After Facebook's (NASDAQ:FB) price retreat following its error-ridden and mega-hyped IPO many investors unfriended the social network. Facebook's recent quarterly earnings were a good reminder of the big picture that had led to the initial investor enthusiasm. Facebook has 1 billion monthly active users. It is worth repeating this. 1 billion active users. The entire population of the world is about 7 billion. This includes people living in parts of the world that don't even have electricity, let alone the internet. But Facebook users are 14% of the entire world population. If you take out children under 14 and those over 60 from the total world population, that leaves about 4.3 billion. Over one-fifth of humanity in this age group is a Facebook user and this number is increasing with the increase of internet and mobile presentation increase and greater Facebook penetration.
Source: Facebook Q3 2012 Earnings Slides.
One dampener for investor enthusiasm has been Facebook on mobile. $150 million in mobile revenues for the quarter, starting from a base of zero earlier in the year, show these fears were unfounded. As Zuckerberg pointed out in the earnings conference:
Most people underestimate how fundamentally good the trend towards mobile can be for Facebook. This is because there are three trends that are kind of compounded together. First, mobile would give us the opportunity to reach way more people than desktop. Second, people on mobile use Facebook more often. And third, long-term I think we're going to monetize better per amount of time spent on mobile than desktop.
Zuckerberg makes these points as clearly as anyone:
In the coming years there could be billions more smart phones than desktop computers. We already reach more than 1 billion people worldwide, including 600 million on mobile, growing quickly and up from 376 million last year.
Also, mobile users use Facebook more frequently.
Our desktop platform has only a 40% likelihood of using Facebook on a given day. But someone who uses mobile has a 70% likelihood of using Facebook on a given day.
Monetizing the users
Finally, let us answer the multi-billion dollar question, monetization.
The first graph to look at is US & Canada. Here the average revenue has been steadily rising and now stands at $3.40 on a quarterly basis.

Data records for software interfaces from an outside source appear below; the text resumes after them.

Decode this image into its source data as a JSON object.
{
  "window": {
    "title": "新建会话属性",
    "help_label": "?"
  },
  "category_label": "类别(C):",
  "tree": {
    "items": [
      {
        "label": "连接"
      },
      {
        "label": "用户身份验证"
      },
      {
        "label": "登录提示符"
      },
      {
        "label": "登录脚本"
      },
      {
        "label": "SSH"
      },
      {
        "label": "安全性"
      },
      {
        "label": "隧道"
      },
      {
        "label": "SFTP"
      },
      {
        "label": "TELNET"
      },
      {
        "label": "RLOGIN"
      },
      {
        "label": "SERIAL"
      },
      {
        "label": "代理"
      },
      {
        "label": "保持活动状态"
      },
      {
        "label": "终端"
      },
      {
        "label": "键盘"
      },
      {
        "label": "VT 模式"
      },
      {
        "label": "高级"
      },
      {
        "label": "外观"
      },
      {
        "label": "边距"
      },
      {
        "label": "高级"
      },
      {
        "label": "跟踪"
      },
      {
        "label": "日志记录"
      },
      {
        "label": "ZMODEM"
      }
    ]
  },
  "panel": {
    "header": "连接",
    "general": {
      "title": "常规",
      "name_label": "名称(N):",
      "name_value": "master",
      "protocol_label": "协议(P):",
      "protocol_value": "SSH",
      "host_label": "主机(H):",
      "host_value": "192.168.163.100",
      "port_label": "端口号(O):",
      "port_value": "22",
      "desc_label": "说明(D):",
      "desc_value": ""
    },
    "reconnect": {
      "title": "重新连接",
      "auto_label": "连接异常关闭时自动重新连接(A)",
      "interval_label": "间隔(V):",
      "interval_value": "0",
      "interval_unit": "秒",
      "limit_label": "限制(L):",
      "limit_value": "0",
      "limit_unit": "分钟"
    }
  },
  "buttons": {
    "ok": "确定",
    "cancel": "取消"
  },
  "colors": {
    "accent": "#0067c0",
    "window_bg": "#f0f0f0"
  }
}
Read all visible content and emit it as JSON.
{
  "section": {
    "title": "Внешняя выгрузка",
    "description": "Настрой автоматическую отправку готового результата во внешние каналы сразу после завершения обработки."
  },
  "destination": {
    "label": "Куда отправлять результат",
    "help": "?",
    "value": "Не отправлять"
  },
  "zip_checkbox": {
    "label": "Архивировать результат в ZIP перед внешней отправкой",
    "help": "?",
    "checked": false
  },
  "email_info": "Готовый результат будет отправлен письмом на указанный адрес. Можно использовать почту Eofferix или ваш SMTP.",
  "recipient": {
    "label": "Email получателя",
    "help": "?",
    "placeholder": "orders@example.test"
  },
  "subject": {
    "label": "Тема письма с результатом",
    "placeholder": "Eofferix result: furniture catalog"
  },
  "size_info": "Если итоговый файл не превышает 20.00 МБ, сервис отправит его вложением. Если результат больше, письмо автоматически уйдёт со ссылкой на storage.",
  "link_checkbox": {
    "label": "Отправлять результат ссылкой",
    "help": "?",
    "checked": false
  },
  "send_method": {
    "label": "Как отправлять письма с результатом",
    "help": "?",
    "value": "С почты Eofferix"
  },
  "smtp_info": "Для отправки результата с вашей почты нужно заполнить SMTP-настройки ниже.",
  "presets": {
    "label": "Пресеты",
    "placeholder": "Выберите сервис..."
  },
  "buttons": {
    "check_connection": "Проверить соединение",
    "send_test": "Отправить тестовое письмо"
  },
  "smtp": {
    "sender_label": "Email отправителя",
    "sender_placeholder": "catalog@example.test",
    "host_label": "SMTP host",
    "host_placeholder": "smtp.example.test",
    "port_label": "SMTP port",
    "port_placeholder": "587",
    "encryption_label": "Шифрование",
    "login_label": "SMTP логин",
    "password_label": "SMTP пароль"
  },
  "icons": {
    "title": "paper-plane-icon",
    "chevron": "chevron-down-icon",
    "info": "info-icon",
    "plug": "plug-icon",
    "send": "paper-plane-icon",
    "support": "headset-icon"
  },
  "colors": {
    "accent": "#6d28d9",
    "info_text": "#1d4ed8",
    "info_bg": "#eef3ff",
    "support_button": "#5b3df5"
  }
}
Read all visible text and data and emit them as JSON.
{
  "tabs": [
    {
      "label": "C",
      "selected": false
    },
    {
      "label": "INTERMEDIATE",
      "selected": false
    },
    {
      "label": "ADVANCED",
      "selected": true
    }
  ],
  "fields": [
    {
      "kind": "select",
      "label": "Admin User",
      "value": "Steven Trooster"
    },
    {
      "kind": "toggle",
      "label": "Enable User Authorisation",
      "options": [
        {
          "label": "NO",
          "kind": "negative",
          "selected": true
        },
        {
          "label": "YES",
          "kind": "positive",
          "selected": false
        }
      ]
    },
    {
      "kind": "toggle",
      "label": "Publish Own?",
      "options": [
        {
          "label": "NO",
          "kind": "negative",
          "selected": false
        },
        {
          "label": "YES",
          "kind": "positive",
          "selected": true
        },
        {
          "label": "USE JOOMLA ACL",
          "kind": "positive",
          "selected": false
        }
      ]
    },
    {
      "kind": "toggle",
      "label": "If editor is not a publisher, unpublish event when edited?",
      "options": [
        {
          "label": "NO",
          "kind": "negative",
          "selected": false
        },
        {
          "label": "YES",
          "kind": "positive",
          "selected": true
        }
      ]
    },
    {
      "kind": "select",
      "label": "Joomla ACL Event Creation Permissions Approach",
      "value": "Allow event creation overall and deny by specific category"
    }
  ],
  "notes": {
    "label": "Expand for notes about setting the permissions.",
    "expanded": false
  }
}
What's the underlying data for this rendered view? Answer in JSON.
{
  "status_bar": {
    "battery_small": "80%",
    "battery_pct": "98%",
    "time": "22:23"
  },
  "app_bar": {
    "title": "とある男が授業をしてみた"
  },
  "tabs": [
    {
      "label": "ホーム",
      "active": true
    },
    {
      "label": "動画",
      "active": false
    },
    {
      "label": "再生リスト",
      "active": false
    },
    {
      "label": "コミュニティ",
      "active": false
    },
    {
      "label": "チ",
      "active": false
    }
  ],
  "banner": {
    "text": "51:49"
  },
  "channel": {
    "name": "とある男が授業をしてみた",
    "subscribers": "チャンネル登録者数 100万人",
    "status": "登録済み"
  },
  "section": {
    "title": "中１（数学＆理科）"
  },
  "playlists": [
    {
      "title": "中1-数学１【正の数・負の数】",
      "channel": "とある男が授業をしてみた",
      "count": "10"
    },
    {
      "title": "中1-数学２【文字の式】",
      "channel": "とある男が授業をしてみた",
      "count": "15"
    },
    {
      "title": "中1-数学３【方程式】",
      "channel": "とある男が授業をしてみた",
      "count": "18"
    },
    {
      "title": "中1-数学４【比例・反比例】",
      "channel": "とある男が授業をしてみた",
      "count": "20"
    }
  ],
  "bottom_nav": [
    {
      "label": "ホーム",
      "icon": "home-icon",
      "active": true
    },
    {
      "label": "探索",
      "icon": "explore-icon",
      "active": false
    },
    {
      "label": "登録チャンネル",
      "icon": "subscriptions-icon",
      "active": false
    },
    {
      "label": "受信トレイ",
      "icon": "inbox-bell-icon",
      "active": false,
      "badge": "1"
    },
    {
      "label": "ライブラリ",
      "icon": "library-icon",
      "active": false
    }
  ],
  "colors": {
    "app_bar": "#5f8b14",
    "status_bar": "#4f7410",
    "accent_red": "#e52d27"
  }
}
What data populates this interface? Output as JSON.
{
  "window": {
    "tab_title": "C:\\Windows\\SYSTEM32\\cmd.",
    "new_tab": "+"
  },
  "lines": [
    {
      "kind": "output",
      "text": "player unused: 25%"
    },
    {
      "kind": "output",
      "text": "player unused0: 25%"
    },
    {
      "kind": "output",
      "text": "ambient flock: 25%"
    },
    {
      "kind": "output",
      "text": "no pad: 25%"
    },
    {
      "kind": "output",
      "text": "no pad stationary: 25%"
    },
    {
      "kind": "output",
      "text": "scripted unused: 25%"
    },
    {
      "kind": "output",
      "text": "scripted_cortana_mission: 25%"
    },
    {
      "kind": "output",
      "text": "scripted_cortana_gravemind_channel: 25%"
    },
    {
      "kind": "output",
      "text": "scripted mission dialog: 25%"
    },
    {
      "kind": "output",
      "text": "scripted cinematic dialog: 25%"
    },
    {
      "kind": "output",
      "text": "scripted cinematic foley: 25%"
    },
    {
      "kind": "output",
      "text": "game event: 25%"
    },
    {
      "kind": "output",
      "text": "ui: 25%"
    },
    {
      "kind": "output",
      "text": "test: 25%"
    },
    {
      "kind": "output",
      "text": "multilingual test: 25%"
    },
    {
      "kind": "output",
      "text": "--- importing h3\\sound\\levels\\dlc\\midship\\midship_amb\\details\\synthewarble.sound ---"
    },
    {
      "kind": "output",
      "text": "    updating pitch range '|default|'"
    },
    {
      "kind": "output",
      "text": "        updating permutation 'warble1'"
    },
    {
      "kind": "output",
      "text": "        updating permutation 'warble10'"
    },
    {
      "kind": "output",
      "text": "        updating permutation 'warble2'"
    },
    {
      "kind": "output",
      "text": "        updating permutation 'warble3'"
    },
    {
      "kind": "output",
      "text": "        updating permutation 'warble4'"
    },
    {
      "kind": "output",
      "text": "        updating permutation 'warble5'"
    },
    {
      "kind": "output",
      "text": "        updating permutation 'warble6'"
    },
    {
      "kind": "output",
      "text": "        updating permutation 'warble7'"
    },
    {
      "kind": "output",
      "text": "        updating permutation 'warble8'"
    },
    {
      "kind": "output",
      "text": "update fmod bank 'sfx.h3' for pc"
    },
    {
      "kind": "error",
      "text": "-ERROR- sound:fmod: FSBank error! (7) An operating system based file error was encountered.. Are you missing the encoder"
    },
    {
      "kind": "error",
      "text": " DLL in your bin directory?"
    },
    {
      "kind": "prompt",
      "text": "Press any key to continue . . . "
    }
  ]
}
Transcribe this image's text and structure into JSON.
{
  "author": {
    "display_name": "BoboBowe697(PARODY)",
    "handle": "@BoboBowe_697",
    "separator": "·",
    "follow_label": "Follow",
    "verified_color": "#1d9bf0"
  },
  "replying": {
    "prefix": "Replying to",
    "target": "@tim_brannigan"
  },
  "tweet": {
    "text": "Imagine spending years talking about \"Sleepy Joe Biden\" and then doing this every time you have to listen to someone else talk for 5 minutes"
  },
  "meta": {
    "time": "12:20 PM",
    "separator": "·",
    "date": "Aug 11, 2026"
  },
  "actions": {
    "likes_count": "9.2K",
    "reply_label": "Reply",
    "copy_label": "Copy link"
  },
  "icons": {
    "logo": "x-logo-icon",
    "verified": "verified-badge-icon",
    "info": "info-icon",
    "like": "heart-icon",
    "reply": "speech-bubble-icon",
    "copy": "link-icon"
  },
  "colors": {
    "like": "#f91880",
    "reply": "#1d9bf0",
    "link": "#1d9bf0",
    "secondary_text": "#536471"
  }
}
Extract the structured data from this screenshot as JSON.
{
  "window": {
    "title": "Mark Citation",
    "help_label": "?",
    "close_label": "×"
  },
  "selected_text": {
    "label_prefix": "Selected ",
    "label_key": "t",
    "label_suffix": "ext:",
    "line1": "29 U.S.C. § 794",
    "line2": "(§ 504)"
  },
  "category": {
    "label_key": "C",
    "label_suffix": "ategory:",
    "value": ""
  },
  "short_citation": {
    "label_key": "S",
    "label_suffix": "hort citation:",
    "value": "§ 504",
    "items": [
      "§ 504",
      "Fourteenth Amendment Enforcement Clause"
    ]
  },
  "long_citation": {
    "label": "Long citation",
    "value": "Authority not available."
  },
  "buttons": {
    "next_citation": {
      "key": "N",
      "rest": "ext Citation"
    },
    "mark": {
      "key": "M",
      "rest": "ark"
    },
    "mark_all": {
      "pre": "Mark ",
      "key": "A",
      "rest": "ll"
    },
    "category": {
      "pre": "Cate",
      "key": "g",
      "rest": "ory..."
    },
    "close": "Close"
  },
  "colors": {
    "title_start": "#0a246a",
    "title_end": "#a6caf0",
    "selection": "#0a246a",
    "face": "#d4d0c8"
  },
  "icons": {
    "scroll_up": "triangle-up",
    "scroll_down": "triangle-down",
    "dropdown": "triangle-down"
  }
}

While Asia and the rest of the world are far behind in the 50c range, this revenue per user has also been increasing.
Do it stupid or do it smart.
To Zuckerberg's credit, it would have been very easy to try and increase Facebook revenue the stupid way. Given how much criticism the company faced post-IPO on the issue of monetization he could have been forgiven for turning Facebook into an ad ridden site. After all, by some estimates it gets almost one fifth of the entire page views on the internet. With an estimated onlline ad market of $80-$100 billion annually, a one-fifth share would mean about $16-$20 billion of revenue for Facebook.
How hard would it have been to throw in a bunch of ads, banner ads, moving ads, full-page ads before you view your page, to drive up short-term revenue? It could also charge companies simply for the privilege of having a presence on Facebook. It is after all a private website and a company is hardly entitled to have a page there for free.
Rather, Zuckerberg has opted for finesse rather than intrusiveness with the long-term view of keeping users happy while gradually increasing monetization. You hardly notice Facebook ads yet Facebook advertising clocked in with over a billion dollars in this last quarter.
The potential remains for it to grab one-fifth of the global online ad revenue, in line with its traffic. However, the company is taking its time to get the ad experience right for Facebook and creating ad vehicles like sponsored stories that only exist in this medium. Facebook is creating an entirely new advertising medium. Over time it would not be surprising to see Facebook rival the ARPU of Google of $29.32. Even Yahoo (NASDAQ:YHOO) is doing $8. Facebook with $1.29 globally for the last quarter is at about $5 annually. But its potential to accelerate this number, as the new advertising paradigm it is creating sinks in, is even higher. With high gross margins exceeding even Google more of that revenue will find its way to the bottom line.
It is not difficult for Facebook to make money. It is simply doing it very deliberately, with great care to not degrade the user experience. In doing so the company is showing remarkable maturity for having a young founder, the same kind of maturity that got it an "A" in financial reporting from Grumpy Old Accountants, who have taken on Groupon (NASDAQ:GRPN) for its feeble accounting practices.
The problem with Facebook is that the story is almost too big and unbelievable to be true. A billion users? Who has a billion users? It is inevitable that investors felt it got over-hyped in the IPO and were feeling let down with the crash. In my opinion Facebook remains a buy at its sub-$25 price if you have a time horizon that is looking at the multi-year story. There will be lot of near term noise with the earnings and lockout expirations and such, but I will be listening carefully to the sound of a billion users logging in to pick up more shares on any weakness.
Disclosure: I am long FB, GOOG, MSFT, GRPN. I wrote this article myself, and it expresses my own opinions. I am not receiving compensation for it (other than from Seeking Alpha). I have no business relationship with any company whose stock is mentioned in this article.